Iroha Uta いろは歌 - The poem without repetition

Iroha Uta  (いろは歌) is a poem written by Kukai (空海) a Buddhist monk and famous poet in the early Heian period 79 時代 (794-1185). The interesting thing about this poem is that it never repeats a “kana” or phoneme, and it still has a beautiful meaning. In this article, we will examine this poem.



ゑひもせす 京(ん)


わが世 誰ぞ
酔いもせず 京(ん)

There aren't any 濁点 - Dakuten - ゛ -Since this poem uses ancient language and writing, some Japanese rules are different:

  • 匂えど is spelled 匂へど
  • ん if you write む
  • きょう is spelled けふ
  • 酔い if spelled 酔ひ
  • There are some kana that are not used today: ゐ, ゑ

Studying poem Iroha Uta

Original 「色は匂へど散りぬるを」
(いろはにおえど ちりぬるを)
Modern Japanese この世にあるおもしろおかしいことは、美しく咲き、匂う花のようなものだ。なぜならそれは、いつしか散ってしまう(終わってしまうものなのだから)。
Meaning The colors of the flowers are so beautiful and fragrant - like the beauty of a person or the interesting things in this world.

The flowers that shine today fall one day

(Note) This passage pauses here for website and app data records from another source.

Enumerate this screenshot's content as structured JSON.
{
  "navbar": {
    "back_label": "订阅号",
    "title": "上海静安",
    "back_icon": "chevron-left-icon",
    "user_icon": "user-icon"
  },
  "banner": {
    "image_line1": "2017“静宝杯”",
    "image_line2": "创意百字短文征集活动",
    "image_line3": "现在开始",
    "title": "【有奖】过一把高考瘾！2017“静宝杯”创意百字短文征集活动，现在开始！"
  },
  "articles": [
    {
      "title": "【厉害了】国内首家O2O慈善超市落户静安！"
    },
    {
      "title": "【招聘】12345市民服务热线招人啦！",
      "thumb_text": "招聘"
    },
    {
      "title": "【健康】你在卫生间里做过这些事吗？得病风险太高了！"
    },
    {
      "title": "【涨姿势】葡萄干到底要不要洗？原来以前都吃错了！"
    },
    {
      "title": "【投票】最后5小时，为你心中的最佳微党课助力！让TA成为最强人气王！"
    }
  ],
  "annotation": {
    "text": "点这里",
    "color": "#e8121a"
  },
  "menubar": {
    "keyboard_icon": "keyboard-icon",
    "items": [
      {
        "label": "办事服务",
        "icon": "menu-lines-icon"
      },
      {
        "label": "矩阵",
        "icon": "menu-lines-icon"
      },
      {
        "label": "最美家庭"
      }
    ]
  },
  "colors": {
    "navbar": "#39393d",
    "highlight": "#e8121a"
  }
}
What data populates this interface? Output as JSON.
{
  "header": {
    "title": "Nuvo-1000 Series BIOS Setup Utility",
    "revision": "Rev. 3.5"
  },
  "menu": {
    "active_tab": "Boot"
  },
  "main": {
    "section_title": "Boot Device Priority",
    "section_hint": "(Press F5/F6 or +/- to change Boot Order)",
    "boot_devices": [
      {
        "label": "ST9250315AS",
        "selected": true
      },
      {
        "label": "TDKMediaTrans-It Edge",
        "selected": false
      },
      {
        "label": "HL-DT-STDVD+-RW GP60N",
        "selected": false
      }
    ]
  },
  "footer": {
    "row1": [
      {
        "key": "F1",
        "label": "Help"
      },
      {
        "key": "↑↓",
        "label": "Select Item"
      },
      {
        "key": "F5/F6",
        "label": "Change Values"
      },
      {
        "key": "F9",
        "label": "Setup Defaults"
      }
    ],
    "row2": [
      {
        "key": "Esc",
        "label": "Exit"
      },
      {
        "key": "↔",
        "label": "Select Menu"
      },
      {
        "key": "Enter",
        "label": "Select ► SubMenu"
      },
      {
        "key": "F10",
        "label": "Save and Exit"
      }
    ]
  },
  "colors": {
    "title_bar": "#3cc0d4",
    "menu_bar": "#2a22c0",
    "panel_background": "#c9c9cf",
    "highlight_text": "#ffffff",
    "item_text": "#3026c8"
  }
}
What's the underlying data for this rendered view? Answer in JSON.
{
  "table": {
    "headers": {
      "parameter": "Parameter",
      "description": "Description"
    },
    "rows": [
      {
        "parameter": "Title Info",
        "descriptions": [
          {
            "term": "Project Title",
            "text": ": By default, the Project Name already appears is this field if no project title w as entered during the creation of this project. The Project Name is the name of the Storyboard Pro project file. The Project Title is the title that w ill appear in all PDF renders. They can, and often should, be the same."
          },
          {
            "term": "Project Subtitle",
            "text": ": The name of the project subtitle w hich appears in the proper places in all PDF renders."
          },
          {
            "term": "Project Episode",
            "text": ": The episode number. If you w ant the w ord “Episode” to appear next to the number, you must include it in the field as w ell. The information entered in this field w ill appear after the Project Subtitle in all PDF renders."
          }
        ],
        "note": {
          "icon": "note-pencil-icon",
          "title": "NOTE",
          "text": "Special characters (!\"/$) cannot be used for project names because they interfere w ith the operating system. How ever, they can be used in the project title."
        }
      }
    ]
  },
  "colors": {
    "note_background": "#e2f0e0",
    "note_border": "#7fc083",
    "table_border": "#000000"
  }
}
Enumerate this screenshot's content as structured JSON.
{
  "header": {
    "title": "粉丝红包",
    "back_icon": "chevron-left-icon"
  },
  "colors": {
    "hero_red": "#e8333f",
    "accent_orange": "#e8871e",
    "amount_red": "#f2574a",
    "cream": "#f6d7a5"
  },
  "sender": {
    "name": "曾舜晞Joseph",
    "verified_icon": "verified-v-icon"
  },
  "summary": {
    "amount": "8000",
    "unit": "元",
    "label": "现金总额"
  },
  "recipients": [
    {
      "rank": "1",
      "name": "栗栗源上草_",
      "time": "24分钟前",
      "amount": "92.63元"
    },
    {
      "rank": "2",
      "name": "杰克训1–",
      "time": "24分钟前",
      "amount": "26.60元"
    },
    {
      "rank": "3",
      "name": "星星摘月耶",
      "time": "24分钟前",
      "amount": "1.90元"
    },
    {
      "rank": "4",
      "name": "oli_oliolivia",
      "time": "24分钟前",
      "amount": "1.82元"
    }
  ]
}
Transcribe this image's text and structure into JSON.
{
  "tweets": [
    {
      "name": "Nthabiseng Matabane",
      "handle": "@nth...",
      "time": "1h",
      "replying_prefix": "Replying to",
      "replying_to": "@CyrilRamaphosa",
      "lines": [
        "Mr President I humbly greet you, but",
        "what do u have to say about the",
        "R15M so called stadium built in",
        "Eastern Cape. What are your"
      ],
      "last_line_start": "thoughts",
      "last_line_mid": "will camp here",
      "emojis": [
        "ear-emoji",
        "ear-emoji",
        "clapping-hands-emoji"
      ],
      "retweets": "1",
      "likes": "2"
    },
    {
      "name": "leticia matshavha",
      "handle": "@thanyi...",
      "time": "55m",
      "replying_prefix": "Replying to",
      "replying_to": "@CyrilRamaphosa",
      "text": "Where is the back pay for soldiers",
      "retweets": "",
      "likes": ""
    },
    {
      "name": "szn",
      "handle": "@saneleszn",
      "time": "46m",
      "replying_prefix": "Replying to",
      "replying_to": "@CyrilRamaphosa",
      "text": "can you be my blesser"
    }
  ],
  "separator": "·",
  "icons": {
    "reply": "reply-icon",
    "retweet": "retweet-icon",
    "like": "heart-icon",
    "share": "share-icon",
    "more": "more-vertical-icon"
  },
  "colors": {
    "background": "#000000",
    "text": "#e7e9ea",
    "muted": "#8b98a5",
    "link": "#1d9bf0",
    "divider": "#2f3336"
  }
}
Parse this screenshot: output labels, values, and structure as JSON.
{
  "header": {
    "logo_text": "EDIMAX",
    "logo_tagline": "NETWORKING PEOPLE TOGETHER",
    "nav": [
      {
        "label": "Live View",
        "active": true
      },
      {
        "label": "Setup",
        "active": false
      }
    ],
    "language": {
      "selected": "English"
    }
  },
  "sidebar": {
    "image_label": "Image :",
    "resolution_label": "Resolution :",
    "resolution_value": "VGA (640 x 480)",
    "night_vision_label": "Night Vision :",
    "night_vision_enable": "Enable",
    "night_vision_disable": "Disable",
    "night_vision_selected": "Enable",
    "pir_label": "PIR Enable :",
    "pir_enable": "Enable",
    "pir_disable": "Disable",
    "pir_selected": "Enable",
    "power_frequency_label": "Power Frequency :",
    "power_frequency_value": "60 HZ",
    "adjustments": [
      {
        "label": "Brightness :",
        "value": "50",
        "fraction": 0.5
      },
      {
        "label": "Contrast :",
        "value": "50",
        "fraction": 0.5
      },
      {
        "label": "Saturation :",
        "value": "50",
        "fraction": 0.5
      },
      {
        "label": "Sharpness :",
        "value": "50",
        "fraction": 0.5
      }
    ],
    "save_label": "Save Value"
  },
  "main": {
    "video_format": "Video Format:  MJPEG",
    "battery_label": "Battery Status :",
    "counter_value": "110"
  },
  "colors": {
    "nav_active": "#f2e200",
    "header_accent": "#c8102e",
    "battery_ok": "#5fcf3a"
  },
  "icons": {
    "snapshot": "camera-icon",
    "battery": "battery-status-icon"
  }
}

色 (いろ) here is the color of the flowers, but it also has the meaning of the affairs of men and women, or the many events of this world. Like flowers, the beauties of life will one day disappear.


Original 「わが世 誰ぞ常ならむ」

(わがよ だれぞ つねならん)

Modern Japanese 私の人生もそれと同じだ。誰が、ずっと同じように変わらずあるものだと言えようか。いや、誰も言えない。いつかは終わってしまうのだ。
Meaning My life is like that. Who can say that my life will last forever without change? No, nobody can. One day it will end.

Nothing exists forever


Some say that わが世 means “I rule my world”

Original 「宇井(有為)の奥山今日越えて」

(ういのおくやま きょうこえて)

Modern Japanese 宇井という名の山奥を今日越えて
Meaning Today I’m going beyond the mountains called ui. (In Kyoto) 

Today you will cross the depths of the mountain of life

The Author was formerly a warrior samurai, but decided to dedicate his life to becoming a Buddhist monk. The author abandoned his past life and went beyond the mountains.

有為 (うい) is also a word that means “waking up to the true reality” in order to stop being a true slave to our daily life. In Buddhism, what to say: achieve enlightenment.

今日 (kyou) also rhymes with 京 de 京都 (Kyouto).


Original 「浅き夢見し酔いもせず 京」

(あさきゆめみし よいもせず きょう)

Modern Japanese 有為の奥山を越えて見たが(人生の色々な経験をしてきたが)それは、浅い夢のようなものであり、酔っ払っていたようなものでもある。今は、その夢に酔うようなこともなく、煩悩の火が消えたように、やすらぎや、悟りの境地を感じ、一切のものごとへのこだわりや、とらわれの心がなくなった状態で、京の都を旅立ち、寺の門へと向かう道である。
Meaning Futile dreams do not feed me or make me drunk.

This means that his life no longer affects him, he does not dream or feel drunk because of the past. At this point the author is on his way to Kyoto towards the temple gate. The Author tries to express that his worldly desires have been clarified, and he feels at peace in the state of enlightenment.


It is really difficult to stop being anxious about all the greedy desires and feelings in our lives. But I think the author thought of everything when he wrote this poem or song.

Iroha Uta is a very short poem, but it contains many ideas. There are many allusions in this poem, Japanese is really an incredible language. We noticed simplicity and complexity together. The modern Japanese version is a simple language, and ancient Japanese is very much, but with only a few phonemes the poem expressed numerous things.


It was not easy to translate this poem into English and give a valid meaning, just knowing the Japanese you will understand more the feeling that the author wanted to pass in Iroha Uta.

Source: thejapanesepage